Disorder in the House: Pa.’s budget blues
Here’s a little twist on that old summer homework standby, “What I did on my summer vacation.”
Only this time, we’re not directing this at students.
Instead, we’d like to hear from our duly elected state representatives.
That’s our way of wondering what exactly House Speaker Mike Turzai and his compatriots have been doing the past few weeks.
Back in the last week of July, the state Senate finally got around to signing off on a revenue package to fund the $32 billion budget package agreed to when the Legislature barely beat the mandated July 1 deadline to have a spending plan in place.
Remember, this is Harrisburg. This is not like running the books in your household, or even at work. Deadlines don’t mean all that much in the state Capitol. And you can pass a $32 billion budget when you only have $30 billion in revenue, the math be damned.
If you’re Gov. Tom Wolf, and you see a re-election campaign looming in the near future, you don’t bother to actually affix your signature to the spending plan, which does not exactly cater to your wishes.
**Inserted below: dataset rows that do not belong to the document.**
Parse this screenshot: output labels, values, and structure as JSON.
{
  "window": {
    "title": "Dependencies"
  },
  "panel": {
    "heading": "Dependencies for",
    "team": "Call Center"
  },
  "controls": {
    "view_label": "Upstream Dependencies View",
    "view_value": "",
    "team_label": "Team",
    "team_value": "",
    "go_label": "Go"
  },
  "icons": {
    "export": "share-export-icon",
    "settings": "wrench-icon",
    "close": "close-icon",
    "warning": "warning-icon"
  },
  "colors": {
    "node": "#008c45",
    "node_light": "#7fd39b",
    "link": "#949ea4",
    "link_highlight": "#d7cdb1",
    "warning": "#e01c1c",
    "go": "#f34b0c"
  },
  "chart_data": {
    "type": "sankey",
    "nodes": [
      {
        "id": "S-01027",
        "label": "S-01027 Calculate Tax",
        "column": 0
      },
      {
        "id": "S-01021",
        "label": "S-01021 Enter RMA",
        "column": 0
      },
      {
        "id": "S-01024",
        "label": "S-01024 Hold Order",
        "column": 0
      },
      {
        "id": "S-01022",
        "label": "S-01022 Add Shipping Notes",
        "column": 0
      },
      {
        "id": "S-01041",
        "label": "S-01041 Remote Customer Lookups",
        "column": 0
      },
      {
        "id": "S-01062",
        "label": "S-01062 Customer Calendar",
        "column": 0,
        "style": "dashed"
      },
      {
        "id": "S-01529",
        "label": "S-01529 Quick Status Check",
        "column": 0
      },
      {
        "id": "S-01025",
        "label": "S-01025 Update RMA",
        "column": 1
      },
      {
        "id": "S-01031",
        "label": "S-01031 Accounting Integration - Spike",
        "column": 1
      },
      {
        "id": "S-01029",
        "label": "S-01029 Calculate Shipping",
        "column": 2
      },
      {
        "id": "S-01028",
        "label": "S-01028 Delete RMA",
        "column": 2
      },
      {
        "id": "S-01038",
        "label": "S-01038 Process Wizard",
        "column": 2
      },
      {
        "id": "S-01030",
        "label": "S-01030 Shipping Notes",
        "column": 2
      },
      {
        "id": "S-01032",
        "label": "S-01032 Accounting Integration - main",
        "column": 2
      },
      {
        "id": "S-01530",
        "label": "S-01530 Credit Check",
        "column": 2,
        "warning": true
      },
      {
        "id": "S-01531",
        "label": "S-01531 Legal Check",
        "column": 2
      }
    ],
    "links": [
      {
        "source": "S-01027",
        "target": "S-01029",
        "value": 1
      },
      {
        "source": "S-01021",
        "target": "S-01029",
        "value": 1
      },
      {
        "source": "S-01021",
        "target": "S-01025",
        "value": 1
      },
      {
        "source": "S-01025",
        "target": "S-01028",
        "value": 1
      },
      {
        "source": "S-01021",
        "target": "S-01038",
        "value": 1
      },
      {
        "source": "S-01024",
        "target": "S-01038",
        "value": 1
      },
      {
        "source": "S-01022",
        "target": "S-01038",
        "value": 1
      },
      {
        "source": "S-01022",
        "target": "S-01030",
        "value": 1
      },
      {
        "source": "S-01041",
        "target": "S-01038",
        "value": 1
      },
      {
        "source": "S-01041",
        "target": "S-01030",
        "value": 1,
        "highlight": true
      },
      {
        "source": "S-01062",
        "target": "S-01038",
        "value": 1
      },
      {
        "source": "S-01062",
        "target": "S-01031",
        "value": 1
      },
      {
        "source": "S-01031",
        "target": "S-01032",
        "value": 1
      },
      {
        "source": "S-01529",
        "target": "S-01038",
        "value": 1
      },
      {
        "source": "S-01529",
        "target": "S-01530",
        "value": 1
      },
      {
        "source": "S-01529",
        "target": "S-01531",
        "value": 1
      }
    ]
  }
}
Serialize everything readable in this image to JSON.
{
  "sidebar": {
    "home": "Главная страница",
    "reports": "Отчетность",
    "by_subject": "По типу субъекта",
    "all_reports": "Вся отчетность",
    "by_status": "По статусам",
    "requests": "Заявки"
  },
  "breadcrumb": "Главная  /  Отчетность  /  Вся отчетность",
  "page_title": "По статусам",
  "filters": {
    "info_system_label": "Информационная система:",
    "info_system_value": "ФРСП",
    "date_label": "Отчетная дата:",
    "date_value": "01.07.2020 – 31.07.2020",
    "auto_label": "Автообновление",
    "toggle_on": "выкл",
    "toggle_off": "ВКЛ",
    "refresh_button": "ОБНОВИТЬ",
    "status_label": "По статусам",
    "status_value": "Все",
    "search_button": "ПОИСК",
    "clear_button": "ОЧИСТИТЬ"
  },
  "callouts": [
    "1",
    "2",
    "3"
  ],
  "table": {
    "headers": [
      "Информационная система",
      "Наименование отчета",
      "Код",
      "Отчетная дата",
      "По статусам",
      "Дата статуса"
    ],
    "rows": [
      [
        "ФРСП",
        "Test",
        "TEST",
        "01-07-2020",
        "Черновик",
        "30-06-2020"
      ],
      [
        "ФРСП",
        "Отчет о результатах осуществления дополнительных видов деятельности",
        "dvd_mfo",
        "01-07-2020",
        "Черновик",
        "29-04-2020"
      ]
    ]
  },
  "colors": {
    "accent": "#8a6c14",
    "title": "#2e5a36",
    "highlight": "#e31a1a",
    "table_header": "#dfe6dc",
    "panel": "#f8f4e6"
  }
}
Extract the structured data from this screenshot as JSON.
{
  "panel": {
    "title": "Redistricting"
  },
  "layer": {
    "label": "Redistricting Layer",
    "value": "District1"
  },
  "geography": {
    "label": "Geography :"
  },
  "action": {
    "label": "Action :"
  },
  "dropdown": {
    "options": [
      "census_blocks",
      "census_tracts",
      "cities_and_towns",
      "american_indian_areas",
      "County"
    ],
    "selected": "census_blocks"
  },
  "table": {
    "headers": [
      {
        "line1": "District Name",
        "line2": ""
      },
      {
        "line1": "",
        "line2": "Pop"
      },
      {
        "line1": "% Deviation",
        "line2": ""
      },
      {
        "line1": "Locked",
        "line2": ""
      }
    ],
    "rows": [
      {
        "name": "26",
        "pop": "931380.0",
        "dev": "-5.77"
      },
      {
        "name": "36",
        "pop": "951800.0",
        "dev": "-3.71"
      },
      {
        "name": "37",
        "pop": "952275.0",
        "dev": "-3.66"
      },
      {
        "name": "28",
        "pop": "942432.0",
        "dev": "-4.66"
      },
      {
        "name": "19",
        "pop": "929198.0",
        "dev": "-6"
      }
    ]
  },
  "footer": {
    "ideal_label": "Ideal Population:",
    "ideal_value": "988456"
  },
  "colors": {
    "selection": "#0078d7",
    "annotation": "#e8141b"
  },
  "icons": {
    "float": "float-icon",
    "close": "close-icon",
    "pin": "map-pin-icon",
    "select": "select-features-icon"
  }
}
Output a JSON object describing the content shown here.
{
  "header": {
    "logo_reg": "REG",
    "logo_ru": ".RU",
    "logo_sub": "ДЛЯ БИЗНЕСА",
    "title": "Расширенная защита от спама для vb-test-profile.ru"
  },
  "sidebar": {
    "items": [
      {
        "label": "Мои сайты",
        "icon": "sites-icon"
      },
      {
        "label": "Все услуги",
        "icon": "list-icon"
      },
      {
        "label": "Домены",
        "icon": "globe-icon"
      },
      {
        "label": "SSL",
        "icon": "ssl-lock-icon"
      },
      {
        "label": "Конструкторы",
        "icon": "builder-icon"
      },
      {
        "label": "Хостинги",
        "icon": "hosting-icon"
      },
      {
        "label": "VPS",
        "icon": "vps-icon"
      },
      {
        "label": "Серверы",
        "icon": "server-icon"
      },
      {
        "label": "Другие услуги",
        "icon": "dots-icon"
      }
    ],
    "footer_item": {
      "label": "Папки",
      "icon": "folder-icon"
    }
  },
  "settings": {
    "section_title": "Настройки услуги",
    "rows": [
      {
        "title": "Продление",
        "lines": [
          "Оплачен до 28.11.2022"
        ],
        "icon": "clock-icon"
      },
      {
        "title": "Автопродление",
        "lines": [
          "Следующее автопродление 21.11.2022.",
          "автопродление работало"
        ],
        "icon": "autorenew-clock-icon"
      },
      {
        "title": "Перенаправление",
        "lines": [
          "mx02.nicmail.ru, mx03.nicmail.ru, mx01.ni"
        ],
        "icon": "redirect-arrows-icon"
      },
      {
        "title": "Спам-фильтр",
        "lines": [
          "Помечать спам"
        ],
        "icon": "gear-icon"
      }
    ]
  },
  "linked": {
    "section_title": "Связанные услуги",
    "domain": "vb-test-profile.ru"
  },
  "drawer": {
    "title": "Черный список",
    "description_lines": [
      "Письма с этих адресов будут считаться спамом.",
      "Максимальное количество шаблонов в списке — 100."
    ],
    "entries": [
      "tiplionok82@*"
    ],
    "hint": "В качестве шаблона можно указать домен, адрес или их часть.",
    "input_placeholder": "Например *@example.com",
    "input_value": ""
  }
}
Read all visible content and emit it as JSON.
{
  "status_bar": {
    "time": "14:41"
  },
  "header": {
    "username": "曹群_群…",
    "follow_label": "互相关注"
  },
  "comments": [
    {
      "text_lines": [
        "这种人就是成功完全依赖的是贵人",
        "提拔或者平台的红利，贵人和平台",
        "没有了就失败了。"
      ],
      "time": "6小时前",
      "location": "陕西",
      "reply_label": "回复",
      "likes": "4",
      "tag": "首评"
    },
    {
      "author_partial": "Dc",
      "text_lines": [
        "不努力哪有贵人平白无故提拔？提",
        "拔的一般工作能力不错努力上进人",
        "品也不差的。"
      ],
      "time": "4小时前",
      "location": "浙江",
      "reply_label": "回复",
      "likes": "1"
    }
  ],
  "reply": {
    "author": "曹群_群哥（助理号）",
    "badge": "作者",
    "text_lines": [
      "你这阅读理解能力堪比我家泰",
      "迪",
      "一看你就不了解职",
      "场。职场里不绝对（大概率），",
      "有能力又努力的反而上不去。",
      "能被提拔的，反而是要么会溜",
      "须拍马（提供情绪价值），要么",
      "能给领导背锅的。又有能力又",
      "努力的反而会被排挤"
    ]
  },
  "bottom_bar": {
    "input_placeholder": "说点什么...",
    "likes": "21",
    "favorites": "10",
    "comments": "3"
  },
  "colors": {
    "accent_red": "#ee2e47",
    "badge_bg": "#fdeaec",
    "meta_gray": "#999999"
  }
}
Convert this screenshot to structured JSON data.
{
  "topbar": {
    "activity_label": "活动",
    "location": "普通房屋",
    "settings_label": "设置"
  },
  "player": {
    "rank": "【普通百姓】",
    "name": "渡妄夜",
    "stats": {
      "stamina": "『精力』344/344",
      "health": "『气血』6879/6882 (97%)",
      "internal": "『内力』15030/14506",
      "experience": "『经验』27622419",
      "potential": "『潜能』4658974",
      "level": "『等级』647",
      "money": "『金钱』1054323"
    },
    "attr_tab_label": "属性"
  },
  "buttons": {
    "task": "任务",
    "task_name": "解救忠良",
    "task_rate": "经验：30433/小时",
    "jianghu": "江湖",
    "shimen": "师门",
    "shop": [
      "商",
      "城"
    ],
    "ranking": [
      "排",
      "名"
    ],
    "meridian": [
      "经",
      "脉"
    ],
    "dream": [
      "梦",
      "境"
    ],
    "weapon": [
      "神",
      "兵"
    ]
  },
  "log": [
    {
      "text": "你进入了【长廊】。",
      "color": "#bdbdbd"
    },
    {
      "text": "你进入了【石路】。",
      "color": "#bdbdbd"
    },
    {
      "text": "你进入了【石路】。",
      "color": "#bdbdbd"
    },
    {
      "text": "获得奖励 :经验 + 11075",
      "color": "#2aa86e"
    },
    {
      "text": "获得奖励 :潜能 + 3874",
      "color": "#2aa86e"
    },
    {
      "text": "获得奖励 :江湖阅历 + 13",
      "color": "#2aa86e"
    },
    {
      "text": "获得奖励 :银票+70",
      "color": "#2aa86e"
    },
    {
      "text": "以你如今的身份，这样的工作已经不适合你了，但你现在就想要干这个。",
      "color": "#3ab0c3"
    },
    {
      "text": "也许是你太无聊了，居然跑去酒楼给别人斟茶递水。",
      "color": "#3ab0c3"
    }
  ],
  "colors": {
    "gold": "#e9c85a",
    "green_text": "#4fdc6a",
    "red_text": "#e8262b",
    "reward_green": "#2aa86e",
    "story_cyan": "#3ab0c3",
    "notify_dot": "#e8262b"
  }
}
Instead you let it become law without your imprimatur.
That doesn’t change the math. It still doesn’t add up.
At least the Senate stepped up to the plate. It put together a revenue plan that almost everyone is guaranteed to complain about. That’s because everyone is going to pay more. Led by state Sen. Tom McGarrigle, R-26 of Springfield, they even managed to do something many have been clamoring for now for years, enacting a severance tax on the state Marcellus Shale drillers. No, it wasn’t the 4 or 5 percent that Wolf, other Dems, and even some Republicans had sought. It’s a lot less, and will generate a lot less revenue, in the neighborhood of $100 million.
The plan also will cost consumers more in the form of higher taxes on home gas heating and electric bills, as well as increased taxes on phone and cell phone services.
Even with all that, the vast amount of money needed to close the state’s perennial budget gap will come from borrowing a huge chunk of money from the state’s tobacco settlement fund.
The plan barely passed the Senate, getting the green light via a razor-thin 26-24 margin. Wolf indicated he supported the plan.
It then went to the House. Which means it went nowhere. The House has not touched it.
That is in large part because Turzai, who may or may not have his eyes on a run against Wolf for governor, as well as many Republicans who control the House just as they do the Senate, are loathe to any tax hikes.
It’s why they laughed themselves silly at Wolf’s first two budgets, which had the temerity to call for broad-based increases in both the state personal income and state sales taxes, as well as a healthy dollop in the form of a severance tax on gas drilling.
It appears Turzai is in no rush to bring his fellow representatives back from summer vacation until the end of the month to take up such minor annoyances such as the budget dilemma.
In the meantime, state Treasurer Joe Torsella has extended a $750 million line of credit to keep the state’s nose above the rising sea of red ink. And credit bureaus are taking a decidedly dim view of the state’s increasingly frazzled fiscal situation.
Early indications are that the Senate plan does not have much in the way of support. That’s certainly the case for Turzai. The Allegheny Republican considers new taxes or tax hikes anathema.
He prefers an expansion of legalized gaming in the state, as well as his favorite, getting the state out of the booze business and selling off lucrative licenses to private enterprise. Neither position is going to happen overnight, which means the state trudges inexorably toward the fiscal cliff.
In the meantime, back in reality, state universities are beginning to wonder about their funding, and the state’s credit rating remains a dumpster fire.
We hope Turzai and his pals are enjoying their vacation. Especially seeing how they continue to be paid while the state’s business remains unfinished.
We can’t wait to read their essay in the fall.
You know, the one titled, “What I did on my summer vacation.”